WORK REQUEST
Look through the lines below, find those with the word "description", and copy them.

RECORD EXCERPTS
------------------------------------------------------------
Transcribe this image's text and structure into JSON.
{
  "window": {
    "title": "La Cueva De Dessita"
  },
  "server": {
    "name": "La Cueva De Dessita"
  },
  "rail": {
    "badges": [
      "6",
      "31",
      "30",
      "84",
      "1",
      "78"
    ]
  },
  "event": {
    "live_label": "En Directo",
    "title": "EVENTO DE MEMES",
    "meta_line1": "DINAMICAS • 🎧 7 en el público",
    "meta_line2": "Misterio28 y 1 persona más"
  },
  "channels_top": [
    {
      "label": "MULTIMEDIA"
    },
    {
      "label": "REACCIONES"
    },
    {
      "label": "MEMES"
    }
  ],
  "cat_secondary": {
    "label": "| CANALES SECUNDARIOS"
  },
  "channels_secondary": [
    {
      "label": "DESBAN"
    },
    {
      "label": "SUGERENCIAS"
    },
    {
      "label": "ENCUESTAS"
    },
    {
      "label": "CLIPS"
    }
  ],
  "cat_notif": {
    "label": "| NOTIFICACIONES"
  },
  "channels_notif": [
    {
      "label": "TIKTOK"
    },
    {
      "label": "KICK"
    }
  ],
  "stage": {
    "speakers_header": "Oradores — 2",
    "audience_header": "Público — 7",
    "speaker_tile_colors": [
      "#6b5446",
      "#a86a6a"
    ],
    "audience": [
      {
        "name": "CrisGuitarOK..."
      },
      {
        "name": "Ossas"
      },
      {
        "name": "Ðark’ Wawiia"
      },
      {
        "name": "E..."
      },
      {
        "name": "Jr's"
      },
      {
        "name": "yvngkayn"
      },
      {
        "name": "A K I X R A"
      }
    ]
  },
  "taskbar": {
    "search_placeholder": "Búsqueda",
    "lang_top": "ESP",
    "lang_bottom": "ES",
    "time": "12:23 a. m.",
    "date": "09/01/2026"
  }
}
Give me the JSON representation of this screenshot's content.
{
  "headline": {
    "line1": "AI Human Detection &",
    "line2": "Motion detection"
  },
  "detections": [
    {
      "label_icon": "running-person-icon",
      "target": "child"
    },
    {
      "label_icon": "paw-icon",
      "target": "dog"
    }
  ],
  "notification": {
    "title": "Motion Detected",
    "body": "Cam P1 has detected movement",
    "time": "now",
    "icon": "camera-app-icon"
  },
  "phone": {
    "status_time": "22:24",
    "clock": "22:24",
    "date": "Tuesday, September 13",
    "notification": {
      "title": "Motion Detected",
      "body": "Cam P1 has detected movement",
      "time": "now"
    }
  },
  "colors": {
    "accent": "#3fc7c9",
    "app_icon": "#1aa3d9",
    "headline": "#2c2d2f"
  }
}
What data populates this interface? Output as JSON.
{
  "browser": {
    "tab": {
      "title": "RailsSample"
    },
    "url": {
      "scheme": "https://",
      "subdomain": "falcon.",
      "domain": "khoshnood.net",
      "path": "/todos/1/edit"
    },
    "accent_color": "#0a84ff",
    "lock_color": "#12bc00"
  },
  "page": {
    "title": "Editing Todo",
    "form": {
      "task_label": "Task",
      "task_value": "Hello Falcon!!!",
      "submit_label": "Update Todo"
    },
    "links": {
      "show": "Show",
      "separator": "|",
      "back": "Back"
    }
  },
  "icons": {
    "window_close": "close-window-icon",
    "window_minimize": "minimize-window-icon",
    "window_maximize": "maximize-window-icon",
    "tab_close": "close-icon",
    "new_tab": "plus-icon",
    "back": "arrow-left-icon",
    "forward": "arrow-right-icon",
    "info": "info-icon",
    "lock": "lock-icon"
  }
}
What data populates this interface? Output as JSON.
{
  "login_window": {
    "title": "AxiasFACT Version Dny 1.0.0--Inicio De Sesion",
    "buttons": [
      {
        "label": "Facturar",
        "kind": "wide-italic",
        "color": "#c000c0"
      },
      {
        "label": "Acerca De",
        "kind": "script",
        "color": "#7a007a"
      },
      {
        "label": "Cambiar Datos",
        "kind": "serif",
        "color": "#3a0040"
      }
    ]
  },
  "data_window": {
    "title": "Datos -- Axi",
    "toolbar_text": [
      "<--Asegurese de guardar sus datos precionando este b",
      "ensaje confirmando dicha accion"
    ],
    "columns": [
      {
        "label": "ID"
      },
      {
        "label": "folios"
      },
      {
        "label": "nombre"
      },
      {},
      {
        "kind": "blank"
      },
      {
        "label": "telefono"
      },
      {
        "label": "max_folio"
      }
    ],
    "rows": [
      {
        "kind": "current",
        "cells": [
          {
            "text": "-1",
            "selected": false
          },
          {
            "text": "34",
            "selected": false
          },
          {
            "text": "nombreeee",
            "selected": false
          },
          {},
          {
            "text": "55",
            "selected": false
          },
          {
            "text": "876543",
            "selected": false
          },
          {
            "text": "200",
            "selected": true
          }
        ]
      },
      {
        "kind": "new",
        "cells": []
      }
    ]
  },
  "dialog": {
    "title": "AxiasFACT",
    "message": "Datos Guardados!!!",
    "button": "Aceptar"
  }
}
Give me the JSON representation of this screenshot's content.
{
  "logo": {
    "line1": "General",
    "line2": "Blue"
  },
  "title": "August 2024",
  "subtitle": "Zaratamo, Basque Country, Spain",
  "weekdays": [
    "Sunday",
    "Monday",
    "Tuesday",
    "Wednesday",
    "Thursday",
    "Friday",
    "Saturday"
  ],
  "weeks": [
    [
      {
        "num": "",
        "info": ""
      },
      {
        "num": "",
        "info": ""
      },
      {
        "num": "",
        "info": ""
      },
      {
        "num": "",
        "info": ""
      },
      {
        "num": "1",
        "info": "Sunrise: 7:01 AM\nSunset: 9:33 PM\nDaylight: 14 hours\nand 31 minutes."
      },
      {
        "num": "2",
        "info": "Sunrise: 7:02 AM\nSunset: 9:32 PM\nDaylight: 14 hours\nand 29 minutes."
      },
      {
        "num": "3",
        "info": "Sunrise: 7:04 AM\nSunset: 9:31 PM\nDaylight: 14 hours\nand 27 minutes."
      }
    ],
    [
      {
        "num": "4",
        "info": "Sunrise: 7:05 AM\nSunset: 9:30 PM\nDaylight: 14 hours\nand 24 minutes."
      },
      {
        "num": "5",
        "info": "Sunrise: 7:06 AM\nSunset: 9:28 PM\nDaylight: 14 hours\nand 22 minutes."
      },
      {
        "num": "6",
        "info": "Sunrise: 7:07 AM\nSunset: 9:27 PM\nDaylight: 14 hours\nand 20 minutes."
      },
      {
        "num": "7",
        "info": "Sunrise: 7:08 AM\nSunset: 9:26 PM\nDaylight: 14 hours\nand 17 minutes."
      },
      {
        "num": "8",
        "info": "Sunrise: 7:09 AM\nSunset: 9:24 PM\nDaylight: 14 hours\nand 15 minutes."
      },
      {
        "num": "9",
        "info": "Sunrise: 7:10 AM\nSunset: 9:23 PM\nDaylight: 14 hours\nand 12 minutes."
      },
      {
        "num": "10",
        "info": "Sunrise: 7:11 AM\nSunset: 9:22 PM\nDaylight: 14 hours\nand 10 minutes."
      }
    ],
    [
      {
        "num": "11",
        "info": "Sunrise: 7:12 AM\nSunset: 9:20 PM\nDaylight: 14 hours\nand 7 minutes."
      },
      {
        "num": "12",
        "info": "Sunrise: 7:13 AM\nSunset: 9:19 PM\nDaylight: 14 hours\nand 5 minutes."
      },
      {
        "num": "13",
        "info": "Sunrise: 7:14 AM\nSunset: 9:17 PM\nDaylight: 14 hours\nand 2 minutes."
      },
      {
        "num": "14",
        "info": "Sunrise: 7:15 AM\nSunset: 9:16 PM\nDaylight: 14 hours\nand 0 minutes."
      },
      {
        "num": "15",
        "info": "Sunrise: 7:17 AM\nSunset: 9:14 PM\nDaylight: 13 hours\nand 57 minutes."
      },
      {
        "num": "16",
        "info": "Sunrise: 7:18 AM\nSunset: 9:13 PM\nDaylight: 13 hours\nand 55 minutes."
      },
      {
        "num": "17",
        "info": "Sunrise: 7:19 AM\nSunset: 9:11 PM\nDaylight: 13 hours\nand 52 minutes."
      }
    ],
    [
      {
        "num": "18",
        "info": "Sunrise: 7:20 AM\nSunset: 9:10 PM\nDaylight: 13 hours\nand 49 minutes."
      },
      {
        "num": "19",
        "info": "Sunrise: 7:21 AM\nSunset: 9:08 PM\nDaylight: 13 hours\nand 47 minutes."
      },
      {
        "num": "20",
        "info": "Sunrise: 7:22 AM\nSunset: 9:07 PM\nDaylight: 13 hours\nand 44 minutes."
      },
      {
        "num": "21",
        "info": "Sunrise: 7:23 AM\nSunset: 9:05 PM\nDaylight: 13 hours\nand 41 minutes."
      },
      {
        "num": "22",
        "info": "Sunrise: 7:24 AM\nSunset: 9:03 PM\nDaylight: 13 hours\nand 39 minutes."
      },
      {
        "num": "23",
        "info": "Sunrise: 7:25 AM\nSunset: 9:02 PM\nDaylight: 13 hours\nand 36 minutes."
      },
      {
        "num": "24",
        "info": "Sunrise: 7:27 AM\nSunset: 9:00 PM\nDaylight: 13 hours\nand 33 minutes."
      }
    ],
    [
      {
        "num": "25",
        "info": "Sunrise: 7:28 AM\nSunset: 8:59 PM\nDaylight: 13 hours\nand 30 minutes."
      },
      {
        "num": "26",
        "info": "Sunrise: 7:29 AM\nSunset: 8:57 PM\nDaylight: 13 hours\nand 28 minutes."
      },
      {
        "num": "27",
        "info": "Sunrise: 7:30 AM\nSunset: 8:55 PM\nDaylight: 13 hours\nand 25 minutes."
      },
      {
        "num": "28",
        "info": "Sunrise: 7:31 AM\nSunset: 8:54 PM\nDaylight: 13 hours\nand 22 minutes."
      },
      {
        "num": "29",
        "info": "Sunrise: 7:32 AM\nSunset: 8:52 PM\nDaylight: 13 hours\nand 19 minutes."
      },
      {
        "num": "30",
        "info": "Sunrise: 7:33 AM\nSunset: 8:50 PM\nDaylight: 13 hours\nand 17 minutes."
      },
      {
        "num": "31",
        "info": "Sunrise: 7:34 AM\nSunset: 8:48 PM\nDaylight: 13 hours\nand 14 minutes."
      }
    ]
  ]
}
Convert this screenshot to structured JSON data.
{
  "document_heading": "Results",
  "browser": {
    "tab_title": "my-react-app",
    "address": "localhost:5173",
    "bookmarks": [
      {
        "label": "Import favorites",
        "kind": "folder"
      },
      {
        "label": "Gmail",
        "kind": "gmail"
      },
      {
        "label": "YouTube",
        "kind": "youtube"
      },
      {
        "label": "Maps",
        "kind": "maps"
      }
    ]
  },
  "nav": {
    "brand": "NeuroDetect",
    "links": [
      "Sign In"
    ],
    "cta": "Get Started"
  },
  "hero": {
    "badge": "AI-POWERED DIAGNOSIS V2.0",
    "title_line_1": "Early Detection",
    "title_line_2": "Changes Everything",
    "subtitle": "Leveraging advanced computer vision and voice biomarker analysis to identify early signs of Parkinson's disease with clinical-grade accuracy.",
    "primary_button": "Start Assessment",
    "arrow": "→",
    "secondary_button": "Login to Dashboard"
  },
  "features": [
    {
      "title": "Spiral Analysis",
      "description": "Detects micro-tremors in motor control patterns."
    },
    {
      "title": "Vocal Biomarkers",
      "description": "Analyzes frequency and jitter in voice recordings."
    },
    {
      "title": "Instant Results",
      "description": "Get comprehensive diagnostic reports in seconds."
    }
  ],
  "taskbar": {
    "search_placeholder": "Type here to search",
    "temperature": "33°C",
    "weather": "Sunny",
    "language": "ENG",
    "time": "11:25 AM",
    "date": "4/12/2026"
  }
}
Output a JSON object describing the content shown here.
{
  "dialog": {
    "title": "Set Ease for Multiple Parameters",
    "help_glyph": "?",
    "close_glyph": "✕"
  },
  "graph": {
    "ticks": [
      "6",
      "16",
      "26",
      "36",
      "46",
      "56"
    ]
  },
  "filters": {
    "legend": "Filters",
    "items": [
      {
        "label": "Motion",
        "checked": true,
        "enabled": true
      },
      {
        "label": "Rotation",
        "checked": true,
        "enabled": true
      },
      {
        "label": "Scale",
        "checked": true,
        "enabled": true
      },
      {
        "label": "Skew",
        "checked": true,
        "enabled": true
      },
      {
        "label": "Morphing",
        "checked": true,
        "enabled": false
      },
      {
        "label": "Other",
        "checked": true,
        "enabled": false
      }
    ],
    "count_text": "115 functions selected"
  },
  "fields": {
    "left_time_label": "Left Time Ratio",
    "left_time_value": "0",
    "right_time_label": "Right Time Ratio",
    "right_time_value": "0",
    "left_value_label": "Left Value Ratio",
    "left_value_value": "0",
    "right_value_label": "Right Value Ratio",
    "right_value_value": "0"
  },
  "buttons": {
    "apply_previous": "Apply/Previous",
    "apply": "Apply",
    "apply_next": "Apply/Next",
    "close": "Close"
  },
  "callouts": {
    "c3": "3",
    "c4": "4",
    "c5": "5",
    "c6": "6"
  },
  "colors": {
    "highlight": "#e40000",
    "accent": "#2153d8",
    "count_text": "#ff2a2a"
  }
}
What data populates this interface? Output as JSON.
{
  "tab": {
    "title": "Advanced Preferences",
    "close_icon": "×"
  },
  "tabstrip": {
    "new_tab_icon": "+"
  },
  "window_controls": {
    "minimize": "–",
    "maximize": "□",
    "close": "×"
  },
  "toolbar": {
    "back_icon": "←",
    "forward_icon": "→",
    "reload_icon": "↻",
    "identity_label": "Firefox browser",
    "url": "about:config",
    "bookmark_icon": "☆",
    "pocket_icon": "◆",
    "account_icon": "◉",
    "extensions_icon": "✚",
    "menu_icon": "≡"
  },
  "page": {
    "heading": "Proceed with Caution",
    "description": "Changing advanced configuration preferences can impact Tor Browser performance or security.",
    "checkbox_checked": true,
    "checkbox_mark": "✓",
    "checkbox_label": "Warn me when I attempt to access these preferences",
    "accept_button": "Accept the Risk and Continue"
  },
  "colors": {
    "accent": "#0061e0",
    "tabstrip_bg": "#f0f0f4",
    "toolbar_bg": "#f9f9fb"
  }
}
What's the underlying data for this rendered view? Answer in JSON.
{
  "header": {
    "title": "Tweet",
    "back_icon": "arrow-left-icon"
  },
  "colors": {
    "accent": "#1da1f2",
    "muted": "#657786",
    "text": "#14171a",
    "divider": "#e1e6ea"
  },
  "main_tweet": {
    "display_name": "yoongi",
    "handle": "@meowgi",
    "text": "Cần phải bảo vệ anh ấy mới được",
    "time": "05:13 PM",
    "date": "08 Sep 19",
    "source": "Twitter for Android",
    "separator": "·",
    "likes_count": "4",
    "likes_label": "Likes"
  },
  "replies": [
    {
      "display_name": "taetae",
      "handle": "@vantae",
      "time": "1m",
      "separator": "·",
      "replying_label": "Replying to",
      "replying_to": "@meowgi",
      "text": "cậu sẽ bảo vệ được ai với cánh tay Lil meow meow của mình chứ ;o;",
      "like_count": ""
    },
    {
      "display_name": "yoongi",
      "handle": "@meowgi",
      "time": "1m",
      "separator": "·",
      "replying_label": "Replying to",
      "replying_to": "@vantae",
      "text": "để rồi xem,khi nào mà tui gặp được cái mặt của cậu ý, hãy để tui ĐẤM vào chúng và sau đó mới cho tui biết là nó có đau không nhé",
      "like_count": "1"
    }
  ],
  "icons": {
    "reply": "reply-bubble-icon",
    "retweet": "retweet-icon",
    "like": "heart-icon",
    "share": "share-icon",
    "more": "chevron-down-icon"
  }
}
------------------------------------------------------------
TASK SOLUTION
      "description": "Detects micro-tremors in motor control patterns."
      "description": "Analyzes frequency and jitter in voice recordings."
      "description": "Get comprehensive diagnostic reports in seconds."
    "description": "Changing advanced configuration preferences can impact Tor Browser performance or security.",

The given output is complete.